Also, see our blog post How can I find out the SEER of my air conditioner?

• • • • • • • • • • • • • • • • • • • • • • • • • • • •

How can I find out the SEER of my air conditioner?

My air conditioner won't turn on. What's wrong?

How can I find out the size of my air conditioner?

How can I tell whether the condenser (outdoor unit) is an air conditioner or heat pump?

Where is the air filter for my central air conditioner and furnace? I can’t find it?

Does an old air conditioner use more electricity as it ages?

What is wrong with an air conditioner when the air flow out of the vents is low?

Why has the thermostat screen gone blank?

Why does it take so long to cool a house when an air conditioner has been off for a while?

Why is my air conditioner not cooling enough?

What are the most common problems with wall/window air conditioners?

Visit our HEATING AND AIR CONDITIONING page for other related blog posts on this subject, or go to the INDEX for a complete listing of all our articles.

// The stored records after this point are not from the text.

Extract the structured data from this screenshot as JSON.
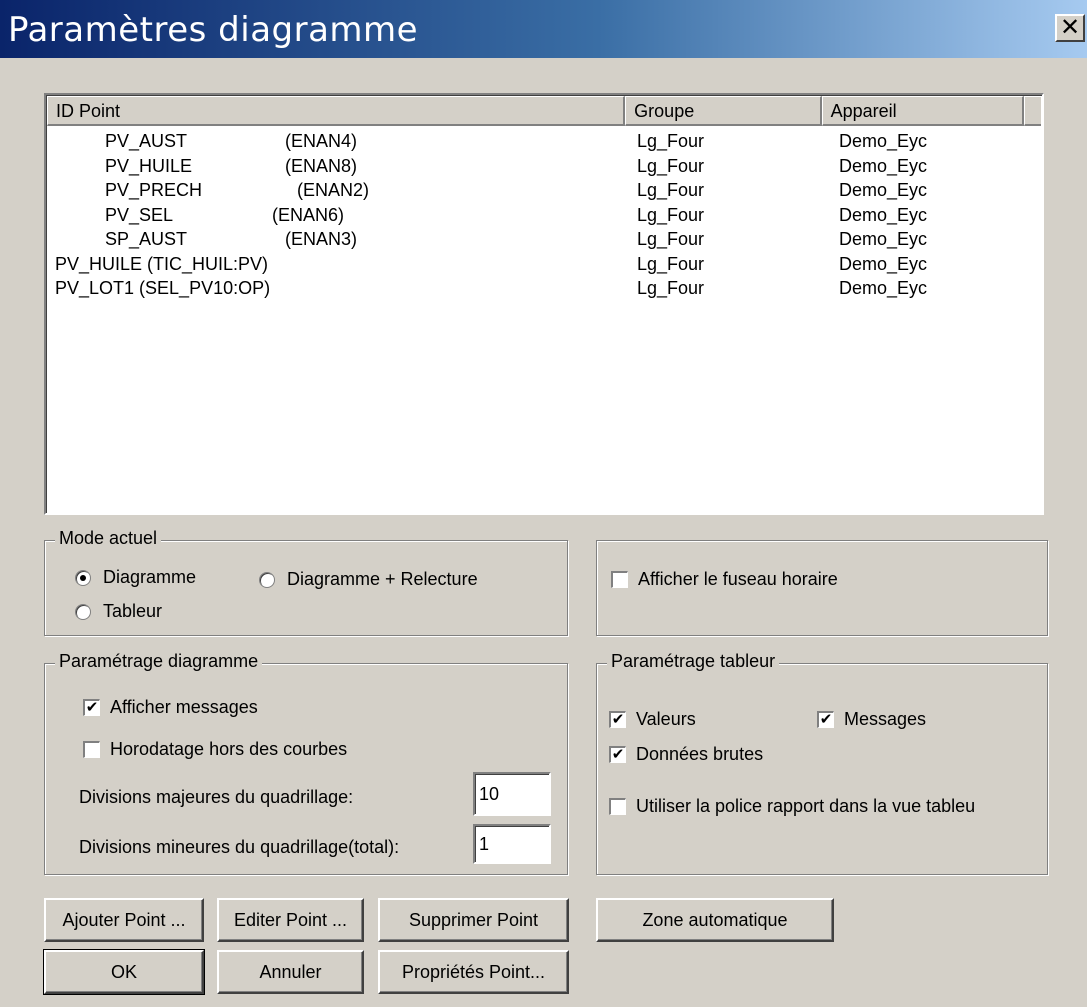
{
  "window": {
    "title": "Paramètres diagramme",
    "close_glyph": "✕"
  },
  "list": {
    "columns": [
      "ID Point",
      "Groupe",
      "Appareil"
    ],
    "rows": [
      {
        "id": "PV_AUST",
        "tag": "(ENAN4)",
        "indent": true,
        "group": "Lg_Four",
        "device": "Demo_Eyc"
      },
      {
        "id": "PV_HUILE",
        "tag": "(ENAN8)",
        "indent": true,
        "group": "Lg_Four",
        "device": "Demo_Eyc"
      },
      {
        "id": "PV_PRECH",
        "tag": "(ENAN2)",
        "indent": true,
        "group": "Lg_Four",
        "device": "Demo_Eyc"
      },
      {
        "id": "PV_SEL",
        "tag": "(ENAN6)",
        "indent": true,
        "group": "Lg_Four",
        "device": "Demo_Eyc"
      },
      {
        "id": "SP_AUST",
        "tag": "(ENAN3)",
        "indent": true,
        "group": "Lg_Four",
        "device": "Demo_Eyc"
      },
      {
        "id": "PV_HUILE (TIC_HUIL:PV)",
        "tag": "",
        "indent": false,
        "group": "Lg_Four",
        "device": "Demo_Eyc"
      },
      {
        "id": "PV_LOT1 (SEL_PV10:OP)",
        "tag": "",
        "indent": false,
        "group": "Lg_Four",
        "device": "Demo_Eyc"
      }
    ]
  },
  "mode": {
    "legend": "Mode actuel",
    "diagram_label": "Diagramme",
    "diagram_replay_label": "Diagramme + Relecture",
    "table_label": "Tableur",
    "selected": "Diagramme"
  },
  "timezone": {
    "label": "Afficher le fuseau horaire",
    "checked": false
  },
  "diagram_settings": {
    "legend": "Paramétrage diagramme",
    "show_messages_label": "Afficher messages",
    "show_messages_checked": true,
    "timestamp_label": "Horodatage hors des courbes",
    "timestamp_checked": false,
    "major_label": "Divisions majeures du quadrillage:",
    "major_value": "10",
    "minor_label": "Divisions mineures du quadrillage(total):",
    "minor_value": "1"
  },
  "table_settings": {
    "legend": "Paramétrage tableur",
    "values_label": "Valeurs",
    "values_checked": true,
    "messages_label": "Messages",
    "messages_checked": true,
    "raw_label": "Données brutes",
    "raw_checked": true,
    "font_label": "Utiliser la police rapport dans la vue tableu",
    "font_checked": false
  },
  "buttons": {
    "add_point": "Ajouter Point ...",
    "edit_point": "Editer Point ...",
    "delete_point": "Supprimer Point",
    "auto_zone": "Zone automatique",
    "ok": "OK",
    "cancel": "Annuler",
    "point_props": "Propriétés Point..."
  },
  "check_glyph": "✔"
}
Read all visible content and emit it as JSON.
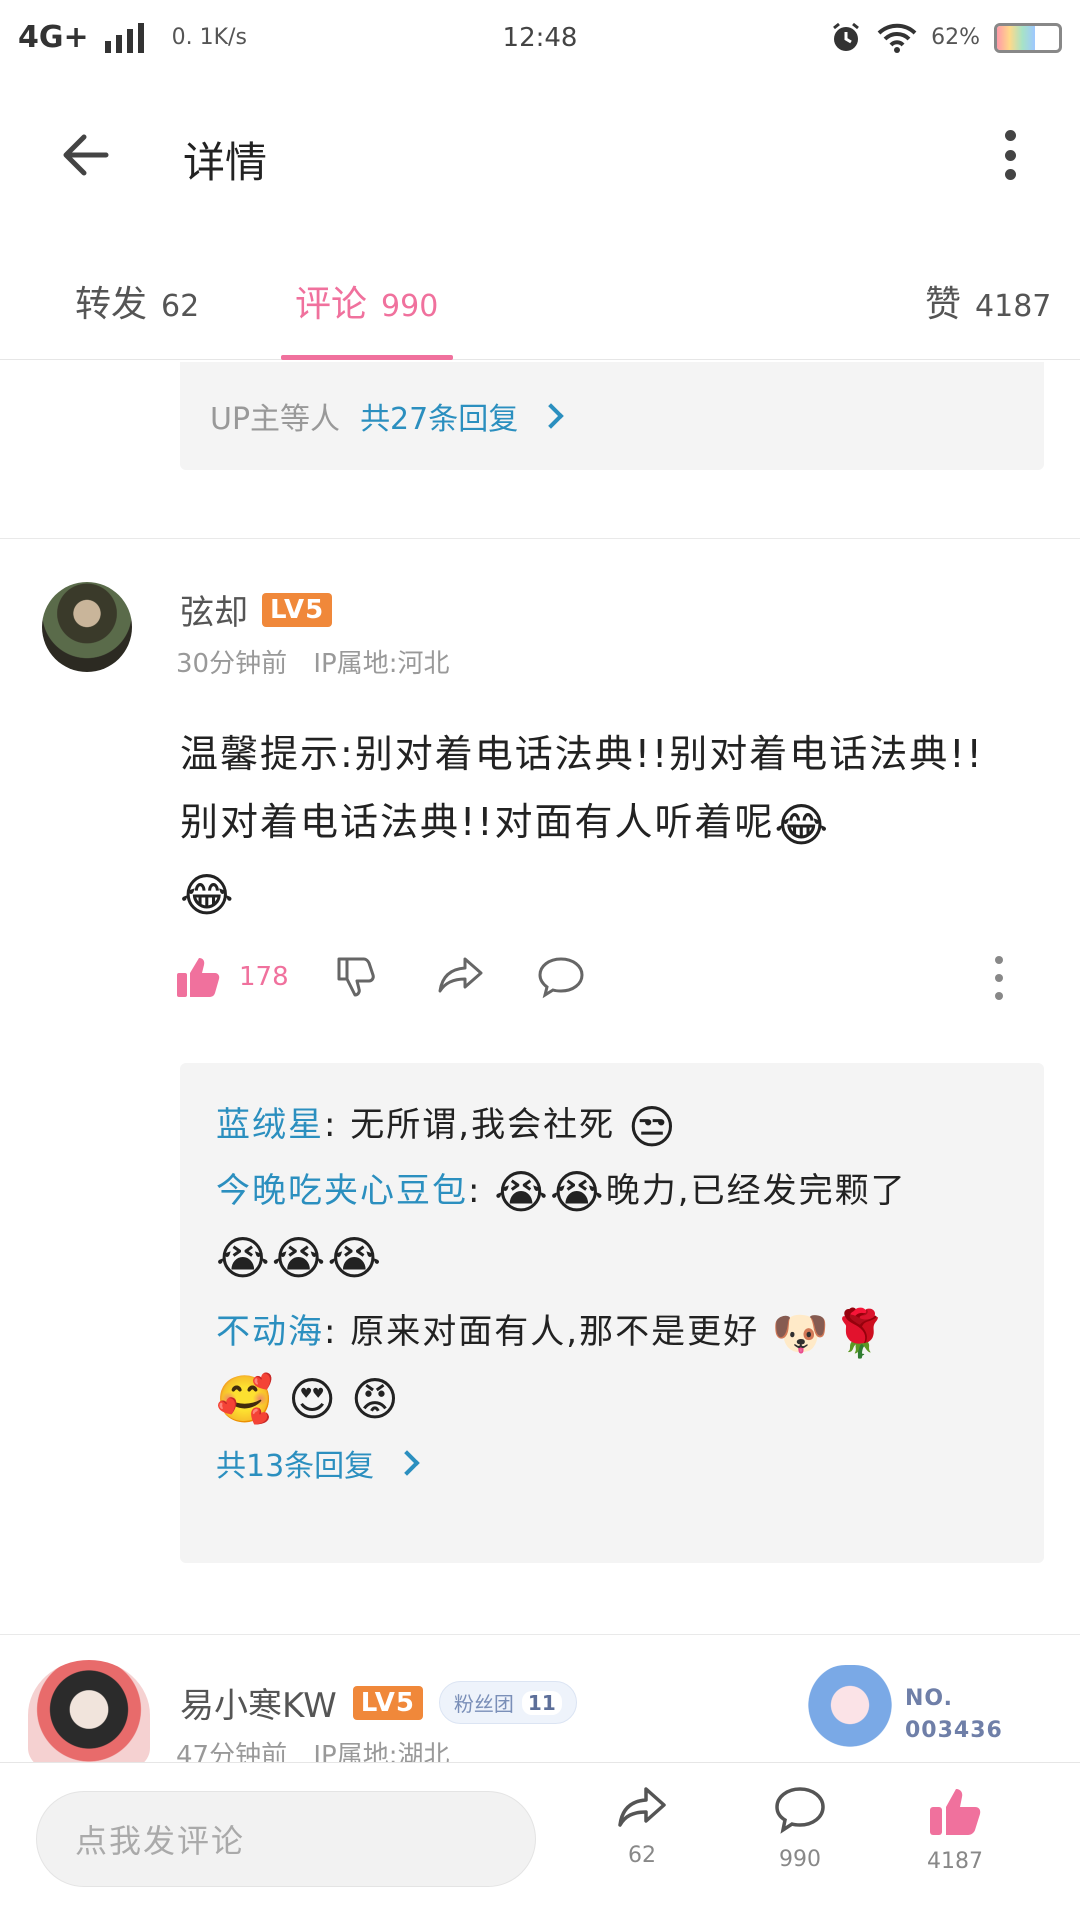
{
  "status_bar": {
    "network": "4G+",
    "speed": "0. 1K/s",
    "time": "12:48",
    "battery_text": "62%",
    "battery_level": 0.62
  },
  "header": {
    "title": "详情"
  },
  "tabs": [
    {
      "label": "转发",
      "count": "62"
    },
    {
      "label": "评论",
      "count": "990"
    },
    {
      "label": "赞",
      "count": "4187"
    }
  ],
  "first_reply_box": {
    "text": "UP主等人",
    "count_link": "共27条回复"
  },
  "comment": {
    "username": "弦却",
    "level": "LV5",
    "time": "30分钟前",
    "ip": "IP属地:河北",
    "text": "温馨提示:别对着电话法典!!别对着电话法典!!别对着电话法典!!对面有人听着呢",
    "like_count": "178"
  },
  "replies": [
    {
      "name": "蓝绒星",
      "text": "无所谓,我会社死"
    },
    {
      "name": "今晚吃夹心豆包",
      "text": "晚力,已经发完颗了"
    },
    {
      "name": "不动海",
      "text": "原来对面有人,那不是更好"
    }
  ],
  "replies_count": "共13条回复",
  "comment2": {
    "username": "易小寒KW",
    "level": "LV5",
    "fan_label": "粉丝团",
    "fan_level": "11",
    "time": "47分钟前",
    "ip": "IP属地:湖北",
    "badge_line1": "NO.",
    "badge_line2": "003436"
  },
  "bottom_bar": {
    "input_placeholder": "点我发评论",
    "share_count": "62",
    "comment_count": "990",
    "like_count": "4187"
  },
  "colors": {
    "accent_pink": "#f0719d",
    "link_blue": "#2b8fbf",
    "level_orange": "#f0883a"
  }
}
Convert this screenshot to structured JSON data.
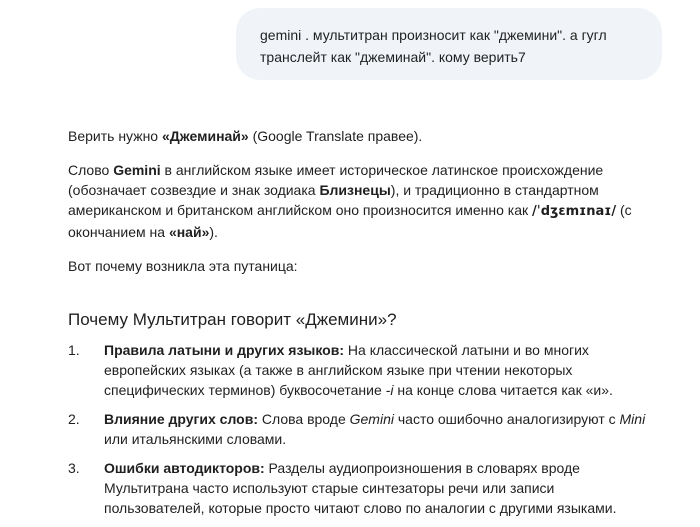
{
  "user_message": {
    "line1": "gemini . мультитран произносит как \"джемини\". а гугл",
    "line2": "транслейт как \"джеминай\". кому верить7"
  },
  "response": {
    "p1": {
      "a": "Верить нужно ",
      "b": "«Джеминай»",
      "c": " (Google Translate правее)."
    },
    "p2": {
      "a": "Слово ",
      "b": "Gemini",
      "c": " в английском языке имеет историческое латинское происхождение (обозначает созвездие и знак зодиака ",
      "d": "Близнецы",
      "e": "), и традиционно в стандартном американском и британском английском оно произносится именно как ",
      "f": "/ˈdʒɛmɪnaɪ/",
      "g": " (с окончанием на ",
      "h": "«най»",
      "i": ")."
    },
    "p3": "Вот почему возникла эта путаница:",
    "heading": "Почему Мультитран говорит «Джемини»?",
    "items": [
      {
        "num": "1.",
        "bold": "Правила латыни и других языков:",
        "text1": " На классической латыни и во многих европейских языках (а также в английском языке при чтении некоторых специфических терминов) буквосочетание ",
        "ital": "-i",
        "text2": " на конце слова читается как «и»."
      },
      {
        "num": "2.",
        "bold": "Влияние других слов:",
        "text1": " Слова вроде ",
        "ital1": "Gemini",
        "text2": " часто ошибочно аналогизируют с ",
        "ital2": "Mini",
        "text3": " или итальянскими словами."
      },
      {
        "num": "3.",
        "bold": "Ошибки автодикторов:",
        "text1": " Разделы аудиопроизношения в словарях вроде Мультитрана часто используют старые синтезаторы речи или записи пользователей, которые просто читают слово по аналогии с другими языками."
      }
    ]
  }
}
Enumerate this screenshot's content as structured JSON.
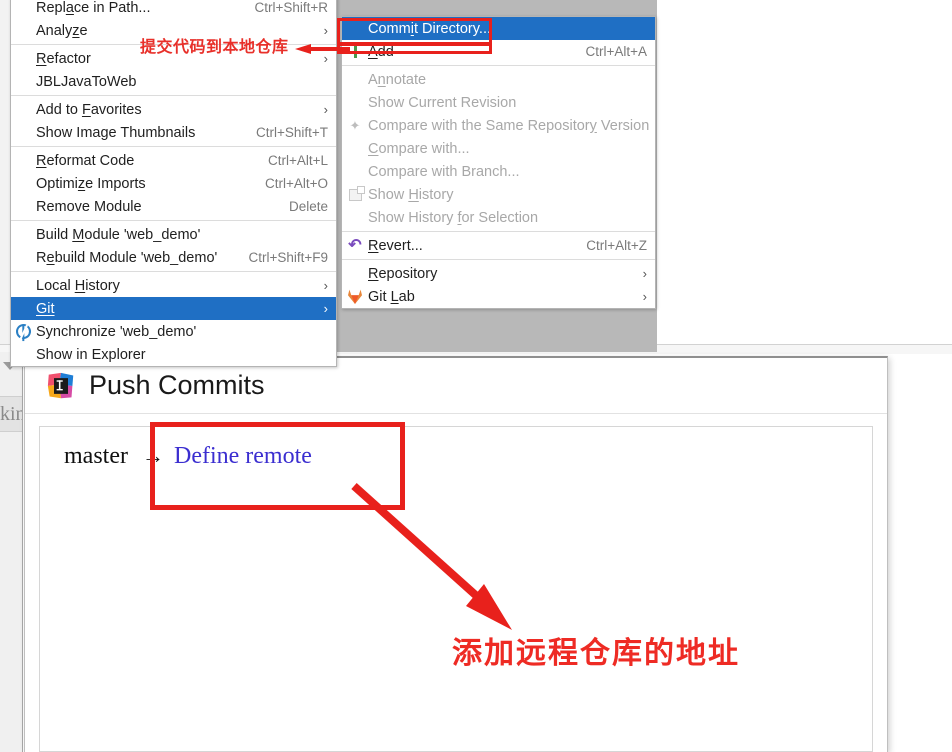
{
  "context_menu": {
    "name": "editor-context-menu",
    "items": [
      {
        "label": "Replace in Path...",
        "accel": "Ctrl+Shift+R",
        "mnemonic_index": 4,
        "type": "item"
      },
      {
        "label": "Analyze",
        "accel": "",
        "submenu": true,
        "mnemonic_index": 6,
        "type": "item"
      },
      {
        "type": "separator"
      },
      {
        "label": "Refactor",
        "accel": "",
        "submenu": true,
        "mnemonic_index": 0,
        "type": "item"
      },
      {
        "label": "JBLJavaToWeb",
        "accel": "",
        "type": "item"
      },
      {
        "type": "separator"
      },
      {
        "label": "Add to Favorites",
        "accel": "",
        "submenu": true,
        "mnemonic_index": 7,
        "type": "item"
      },
      {
        "label": "Show Image Thumbnails",
        "accel": "Ctrl+Shift+T",
        "type": "item"
      },
      {
        "type": "separator"
      },
      {
        "label": "Reformat Code",
        "accel": "Ctrl+Alt+L",
        "mnemonic_index": 0,
        "type": "item"
      },
      {
        "label": "Optimize Imports",
        "accel": "Ctrl+Alt+O",
        "mnemonic_index": 5,
        "type": "item"
      },
      {
        "label": "Remove Module",
        "accel": "Delete",
        "type": "item"
      },
      {
        "type": "separator"
      },
      {
        "label": "Build Module 'web_demo'",
        "accel": "",
        "mnemonic_index": 6,
        "type": "item"
      },
      {
        "label": "Rebuild Module 'web_demo'",
        "accel": "Ctrl+Shift+F9",
        "mnemonic_index": 2,
        "type": "item"
      },
      {
        "type": "separator"
      },
      {
        "label": "Local History",
        "accel": "",
        "submenu": true,
        "mnemonic_index": 6,
        "type": "item"
      },
      {
        "label": "Git",
        "accel": "",
        "submenu": true,
        "selected": true,
        "mnemonic_index": 0,
        "type": "item"
      },
      {
        "label": "Synchronize 'web_demo'",
        "accel": "",
        "icon": "sync-icon",
        "type": "item"
      },
      {
        "label": "Show in Explorer",
        "accel": "",
        "type": "item"
      }
    ]
  },
  "git_submenu": {
    "name": "git-submenu",
    "items": [
      {
        "label": "Commit Directory...",
        "accel": "",
        "selected": true,
        "mnemonic_index": 6,
        "type": "item"
      },
      {
        "label": "Add",
        "accel": "Ctrl+Alt+A",
        "icon": "add-icon",
        "mnemonic_index": 0,
        "type": "item"
      },
      {
        "type": "separator"
      },
      {
        "label": "Annotate",
        "accel": "",
        "disabled": true,
        "mnemonic_index": 1,
        "type": "item"
      },
      {
        "label": "Show Current Revision",
        "accel": "",
        "disabled": true,
        "type": "item"
      },
      {
        "label": "Compare with the Same Repository Version",
        "accel": "",
        "disabled": true,
        "icon": "compare-icon",
        "mnemonic_index": 33,
        "type": "item"
      },
      {
        "label": "Compare with...",
        "accel": "",
        "disabled": true,
        "mnemonic_index": 0,
        "type": "item"
      },
      {
        "label": "Compare with Branch...",
        "accel": "",
        "disabled": true,
        "type": "item"
      },
      {
        "label": "Show History",
        "accel": "",
        "disabled": true,
        "icon": "history-icon",
        "mnemonic_index": 5,
        "type": "item"
      },
      {
        "label": "Show History for Selection",
        "accel": "",
        "disabled": true,
        "mnemonic_index": 13,
        "type": "item"
      },
      {
        "type": "separator"
      },
      {
        "label": "Revert...",
        "accel": "Ctrl+Alt+Z",
        "icon": "revert-icon",
        "mnemonic_index": 0,
        "type": "item"
      },
      {
        "type": "separator"
      },
      {
        "label": "Repository",
        "accel": "",
        "submenu": true,
        "mnemonic_index": 0,
        "type": "item"
      },
      {
        "label": "Git Lab",
        "accel": "",
        "submenu": true,
        "icon": "gitlab-icon",
        "mnemonic_index": 4,
        "type": "item"
      }
    ]
  },
  "dialog": {
    "name": "push-commits-dialog",
    "title": "Push Commits",
    "icon": "intellij-idea-logo",
    "push_row": {
      "branch": "master",
      "arrow": "→",
      "remote_link": "Define remote"
    }
  },
  "annotations": {
    "top_note": "提交代码到本地仓库",
    "bottom_note": "添加远程仓库的地址",
    "color": "#e8211c"
  },
  "ide_sidebar": {
    "tab_label": "kin",
    "collapse_icon": "triangle-down-icon"
  }
}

How To Look At A House

site-built, mobile/manfuactured and modular homes

Search

This

Site

Attics

Air Conditioner & Furnace Age/Size

AFCI, CAFCI,

DFCI, & GFCI

Bathrooms

Aging in Place

Appliances

Click Below

to Collections

of Blog Posts

by Subject

Cracks

Doors and Windows

Electrical

Energy Efficiency

Fireplaces and Chimneys

Heating and Air Conditioning

Home Inspection

Hurricane Resistance

Electrical Receptacle Outlets

Electrical Panels

Garages and Carports

Common Problems

Exterior Walls & Structures

Insulation

Insurance

Life Expectancy

Mobile/Manufactured Homes

Older and

Historic Houses

Modular Homes

Metal Roofs

Plumbing

Pool and Spa

Roof and Attic

Remodeling

Safety

Site

Stairs

Termites, Wood Rot

& Pests

Structure and Rooms

Wells

Water Heaters

Water Heater Age

Septic Tank Systems

Plumbing Pipes

Sinkholes

When It First

Became Code

Park Model Homes

Shingle Roofs

Stucco

Wind Mitigation Form

"Does A Home

Inspector...?"

"What Is The Difference Between..."

Brick

Concrete and

Concrete Block

Foundations

Rain Gutters

Condominiums

Crawl Spaces

Building Permits

Clay Soil

Floors

Toilets

Generators

HUD-Code for

Mobile Homes

Flat (Low Slope) Roofs

Sprinkler Systems

4-Point Inspections

Building Codes

Inspector Licensing

& Standards

Washers and Dryers

Kitchens

Electrical Wiring

Plumbing Drains

and Traps

Smoke & CO Alarms

Top 5 results given instantly.

Click on magnifying glass

for all search results.

Lighting

Sinks

Electrical Switches

Siding

Water Intrusion

Electrical - Old

and Obsolete

Foundation Certifications

Tiny Houses